While unlike back in March, when the US Treasury had a record amount of Bills, Notes and Bonds for sale, the selling calendar has not been quite as busy, there is still a deluge of paper for sale over the next few days, and following the earlier 4-Week Bill auction, moments ago the US Treasury sold $31BN in 3Y Notes (more than the $30BN sold last month), the largest 3Y auction since August 2013, at a yield of 2.664%, the highest since May 2007 (when 3Y issuance was briefly suspended until Nov. 2008), for the second month in a row just barely tailing the When Issued by 0.1bps.
The internals were medicore, with a 2.76 Bid to Cover, below last month's 2.85 and the 6 month auction average of 2.97.
Indirect bidders, i.e. foreign central banks, dipped again, down from 47.6% to 45.6%, the lowest since last Dec 2016, with Directs taking down 12.3%, above the 6MMA of 9.8% and the highest since July 2016, leaving Dealers with 42.2%, the highest award since Sept. 2017.

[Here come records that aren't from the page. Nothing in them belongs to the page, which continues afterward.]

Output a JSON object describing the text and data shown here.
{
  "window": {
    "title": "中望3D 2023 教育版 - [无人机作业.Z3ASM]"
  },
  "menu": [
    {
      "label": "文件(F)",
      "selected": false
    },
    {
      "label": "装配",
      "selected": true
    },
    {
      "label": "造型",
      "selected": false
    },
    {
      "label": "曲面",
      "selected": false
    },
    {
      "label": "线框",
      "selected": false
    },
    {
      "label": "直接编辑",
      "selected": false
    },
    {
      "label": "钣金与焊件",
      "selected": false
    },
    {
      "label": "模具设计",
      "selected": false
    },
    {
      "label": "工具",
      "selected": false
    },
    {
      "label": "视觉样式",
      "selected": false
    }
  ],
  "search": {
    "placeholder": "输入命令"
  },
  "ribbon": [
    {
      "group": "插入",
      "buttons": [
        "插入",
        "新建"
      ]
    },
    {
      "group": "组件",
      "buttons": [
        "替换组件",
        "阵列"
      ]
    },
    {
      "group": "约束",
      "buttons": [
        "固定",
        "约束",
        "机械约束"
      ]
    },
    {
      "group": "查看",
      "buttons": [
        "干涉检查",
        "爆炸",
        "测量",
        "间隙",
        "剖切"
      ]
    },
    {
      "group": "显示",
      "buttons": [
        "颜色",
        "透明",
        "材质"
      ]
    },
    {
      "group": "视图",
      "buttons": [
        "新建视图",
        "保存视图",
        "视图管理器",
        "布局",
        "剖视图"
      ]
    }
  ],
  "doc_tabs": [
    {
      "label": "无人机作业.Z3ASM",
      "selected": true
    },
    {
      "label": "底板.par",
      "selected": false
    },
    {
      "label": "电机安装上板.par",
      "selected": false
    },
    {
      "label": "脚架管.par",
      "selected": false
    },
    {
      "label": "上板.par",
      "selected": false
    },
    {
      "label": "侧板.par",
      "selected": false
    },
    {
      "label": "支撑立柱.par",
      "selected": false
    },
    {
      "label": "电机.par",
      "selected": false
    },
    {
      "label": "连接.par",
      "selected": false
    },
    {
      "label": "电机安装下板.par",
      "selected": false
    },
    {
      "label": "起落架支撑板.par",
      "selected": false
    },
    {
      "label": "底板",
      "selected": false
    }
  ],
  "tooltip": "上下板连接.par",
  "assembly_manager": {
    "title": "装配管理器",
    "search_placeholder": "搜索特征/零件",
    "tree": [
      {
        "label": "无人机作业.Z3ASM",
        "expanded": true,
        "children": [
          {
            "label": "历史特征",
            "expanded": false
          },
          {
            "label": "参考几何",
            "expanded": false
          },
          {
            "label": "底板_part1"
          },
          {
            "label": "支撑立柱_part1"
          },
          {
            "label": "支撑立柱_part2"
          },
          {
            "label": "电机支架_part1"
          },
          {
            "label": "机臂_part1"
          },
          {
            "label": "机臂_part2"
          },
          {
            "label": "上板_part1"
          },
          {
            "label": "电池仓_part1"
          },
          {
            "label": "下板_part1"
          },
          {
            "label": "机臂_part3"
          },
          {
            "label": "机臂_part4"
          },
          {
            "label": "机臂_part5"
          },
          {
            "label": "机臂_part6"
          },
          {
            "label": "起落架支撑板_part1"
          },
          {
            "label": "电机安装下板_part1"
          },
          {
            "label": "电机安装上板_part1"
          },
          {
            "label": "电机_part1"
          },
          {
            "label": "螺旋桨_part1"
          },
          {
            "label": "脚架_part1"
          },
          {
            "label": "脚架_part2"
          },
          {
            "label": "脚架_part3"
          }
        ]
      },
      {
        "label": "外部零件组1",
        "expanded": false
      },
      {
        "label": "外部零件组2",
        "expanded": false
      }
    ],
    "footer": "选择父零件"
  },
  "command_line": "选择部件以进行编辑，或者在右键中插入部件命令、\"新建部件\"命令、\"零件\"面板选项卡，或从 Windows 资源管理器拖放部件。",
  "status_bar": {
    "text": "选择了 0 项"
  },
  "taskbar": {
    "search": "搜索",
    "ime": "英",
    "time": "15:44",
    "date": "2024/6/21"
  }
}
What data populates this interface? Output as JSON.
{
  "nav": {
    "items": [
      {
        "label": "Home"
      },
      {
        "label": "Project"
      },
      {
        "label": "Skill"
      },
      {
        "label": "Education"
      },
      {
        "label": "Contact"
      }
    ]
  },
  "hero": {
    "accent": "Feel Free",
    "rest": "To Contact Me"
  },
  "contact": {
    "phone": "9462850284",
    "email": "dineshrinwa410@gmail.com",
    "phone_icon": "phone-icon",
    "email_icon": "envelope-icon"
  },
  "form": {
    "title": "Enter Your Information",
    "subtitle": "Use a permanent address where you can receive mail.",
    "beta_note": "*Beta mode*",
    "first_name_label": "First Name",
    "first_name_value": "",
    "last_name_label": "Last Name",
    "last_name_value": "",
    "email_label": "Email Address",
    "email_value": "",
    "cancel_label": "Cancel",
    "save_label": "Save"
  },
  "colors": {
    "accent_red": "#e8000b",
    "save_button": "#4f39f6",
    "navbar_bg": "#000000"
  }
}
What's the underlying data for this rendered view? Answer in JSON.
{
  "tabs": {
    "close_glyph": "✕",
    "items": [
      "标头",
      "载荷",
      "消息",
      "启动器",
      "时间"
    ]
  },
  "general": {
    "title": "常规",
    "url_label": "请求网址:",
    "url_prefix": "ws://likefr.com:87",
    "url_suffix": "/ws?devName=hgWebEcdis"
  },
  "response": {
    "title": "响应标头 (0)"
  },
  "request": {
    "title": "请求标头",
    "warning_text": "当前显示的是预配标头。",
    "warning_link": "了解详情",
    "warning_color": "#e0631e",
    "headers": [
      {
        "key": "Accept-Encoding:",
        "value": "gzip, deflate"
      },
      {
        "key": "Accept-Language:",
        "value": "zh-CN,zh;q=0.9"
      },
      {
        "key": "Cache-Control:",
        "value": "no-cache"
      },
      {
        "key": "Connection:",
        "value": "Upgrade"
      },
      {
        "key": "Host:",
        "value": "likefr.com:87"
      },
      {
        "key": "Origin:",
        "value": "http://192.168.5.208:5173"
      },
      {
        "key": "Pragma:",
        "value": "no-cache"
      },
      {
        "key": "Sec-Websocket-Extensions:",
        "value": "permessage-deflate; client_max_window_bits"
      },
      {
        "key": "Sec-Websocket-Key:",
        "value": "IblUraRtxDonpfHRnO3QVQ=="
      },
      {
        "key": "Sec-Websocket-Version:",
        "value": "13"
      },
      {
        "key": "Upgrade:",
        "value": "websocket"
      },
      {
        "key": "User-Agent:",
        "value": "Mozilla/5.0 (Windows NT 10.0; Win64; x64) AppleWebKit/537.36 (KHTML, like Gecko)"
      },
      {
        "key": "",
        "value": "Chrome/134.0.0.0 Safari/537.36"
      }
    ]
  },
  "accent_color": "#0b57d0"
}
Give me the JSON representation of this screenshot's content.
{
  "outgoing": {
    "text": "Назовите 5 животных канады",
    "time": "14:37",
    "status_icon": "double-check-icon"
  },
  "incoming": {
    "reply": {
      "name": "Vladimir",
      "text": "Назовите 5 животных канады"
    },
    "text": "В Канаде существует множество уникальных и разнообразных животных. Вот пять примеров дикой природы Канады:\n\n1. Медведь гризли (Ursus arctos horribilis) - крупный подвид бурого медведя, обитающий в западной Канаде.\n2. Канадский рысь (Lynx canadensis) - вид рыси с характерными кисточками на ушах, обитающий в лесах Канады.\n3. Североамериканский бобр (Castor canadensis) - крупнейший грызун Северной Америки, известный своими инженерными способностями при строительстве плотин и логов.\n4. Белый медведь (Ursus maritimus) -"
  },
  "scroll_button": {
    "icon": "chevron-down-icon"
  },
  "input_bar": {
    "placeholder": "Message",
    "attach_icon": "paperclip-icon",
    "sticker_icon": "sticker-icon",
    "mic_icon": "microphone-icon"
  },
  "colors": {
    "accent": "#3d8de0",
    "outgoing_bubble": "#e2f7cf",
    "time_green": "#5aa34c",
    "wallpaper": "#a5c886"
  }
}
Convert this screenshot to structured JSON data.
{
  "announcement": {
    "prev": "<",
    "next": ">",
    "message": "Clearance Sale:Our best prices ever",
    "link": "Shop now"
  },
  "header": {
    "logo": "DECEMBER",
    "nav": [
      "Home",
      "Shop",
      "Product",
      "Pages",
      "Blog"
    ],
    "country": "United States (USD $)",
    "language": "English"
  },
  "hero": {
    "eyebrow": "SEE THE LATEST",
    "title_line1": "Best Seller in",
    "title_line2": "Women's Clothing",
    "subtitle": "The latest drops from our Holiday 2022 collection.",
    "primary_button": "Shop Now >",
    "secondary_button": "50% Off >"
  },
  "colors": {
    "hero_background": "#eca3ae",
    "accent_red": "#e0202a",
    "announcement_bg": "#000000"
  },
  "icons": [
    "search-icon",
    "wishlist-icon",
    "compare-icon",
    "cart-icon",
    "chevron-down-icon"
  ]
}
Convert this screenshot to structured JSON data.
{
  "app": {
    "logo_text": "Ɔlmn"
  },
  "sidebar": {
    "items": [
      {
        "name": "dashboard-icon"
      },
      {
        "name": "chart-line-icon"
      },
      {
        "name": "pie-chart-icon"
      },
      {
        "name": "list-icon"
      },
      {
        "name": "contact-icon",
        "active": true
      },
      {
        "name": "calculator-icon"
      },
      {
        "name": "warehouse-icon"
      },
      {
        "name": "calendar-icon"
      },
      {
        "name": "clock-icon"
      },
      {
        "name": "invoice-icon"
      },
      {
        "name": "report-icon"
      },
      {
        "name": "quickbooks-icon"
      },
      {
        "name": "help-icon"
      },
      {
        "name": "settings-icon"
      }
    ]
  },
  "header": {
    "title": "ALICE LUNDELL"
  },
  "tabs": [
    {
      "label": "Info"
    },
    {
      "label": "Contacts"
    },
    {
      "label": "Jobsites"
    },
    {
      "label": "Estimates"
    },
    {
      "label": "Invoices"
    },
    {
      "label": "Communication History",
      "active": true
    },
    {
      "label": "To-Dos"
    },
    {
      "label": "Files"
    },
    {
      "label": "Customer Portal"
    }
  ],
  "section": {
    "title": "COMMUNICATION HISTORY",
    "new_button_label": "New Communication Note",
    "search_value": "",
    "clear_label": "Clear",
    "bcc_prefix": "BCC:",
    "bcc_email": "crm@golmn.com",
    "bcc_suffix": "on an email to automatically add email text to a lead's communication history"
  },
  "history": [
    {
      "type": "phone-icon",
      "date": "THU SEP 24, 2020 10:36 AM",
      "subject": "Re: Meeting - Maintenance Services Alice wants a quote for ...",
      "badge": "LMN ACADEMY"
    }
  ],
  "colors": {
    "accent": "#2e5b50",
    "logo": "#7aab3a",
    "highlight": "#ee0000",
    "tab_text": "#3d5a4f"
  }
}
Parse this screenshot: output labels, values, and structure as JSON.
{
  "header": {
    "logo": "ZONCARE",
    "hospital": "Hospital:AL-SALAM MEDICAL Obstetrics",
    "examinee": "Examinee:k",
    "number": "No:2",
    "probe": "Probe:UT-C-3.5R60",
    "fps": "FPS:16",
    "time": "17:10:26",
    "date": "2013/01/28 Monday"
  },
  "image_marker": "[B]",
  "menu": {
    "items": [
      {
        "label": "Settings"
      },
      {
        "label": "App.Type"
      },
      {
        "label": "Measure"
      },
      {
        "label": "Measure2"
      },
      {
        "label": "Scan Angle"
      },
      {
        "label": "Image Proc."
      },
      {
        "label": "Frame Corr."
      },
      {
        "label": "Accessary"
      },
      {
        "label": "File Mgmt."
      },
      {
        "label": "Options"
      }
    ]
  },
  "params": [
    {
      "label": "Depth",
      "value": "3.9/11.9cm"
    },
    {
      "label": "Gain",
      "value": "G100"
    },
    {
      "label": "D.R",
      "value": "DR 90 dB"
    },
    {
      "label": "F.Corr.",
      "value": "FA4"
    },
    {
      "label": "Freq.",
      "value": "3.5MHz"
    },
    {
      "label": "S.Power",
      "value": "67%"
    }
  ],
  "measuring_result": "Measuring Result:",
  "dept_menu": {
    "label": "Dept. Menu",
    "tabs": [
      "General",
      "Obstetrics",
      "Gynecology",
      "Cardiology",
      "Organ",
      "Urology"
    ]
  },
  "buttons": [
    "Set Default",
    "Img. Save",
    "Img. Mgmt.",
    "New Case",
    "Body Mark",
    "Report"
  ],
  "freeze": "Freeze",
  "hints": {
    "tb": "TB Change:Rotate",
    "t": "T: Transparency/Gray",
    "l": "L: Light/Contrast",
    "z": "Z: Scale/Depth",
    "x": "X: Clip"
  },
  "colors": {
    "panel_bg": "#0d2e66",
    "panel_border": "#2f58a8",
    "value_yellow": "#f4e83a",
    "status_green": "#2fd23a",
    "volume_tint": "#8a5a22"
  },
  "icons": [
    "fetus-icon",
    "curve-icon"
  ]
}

Overall, a mediocre auction to start this week's issuance, with all eyes now on tomorrow's 10Y auction as the Treasury ramps up supply to fund its $1+ trillion deficit.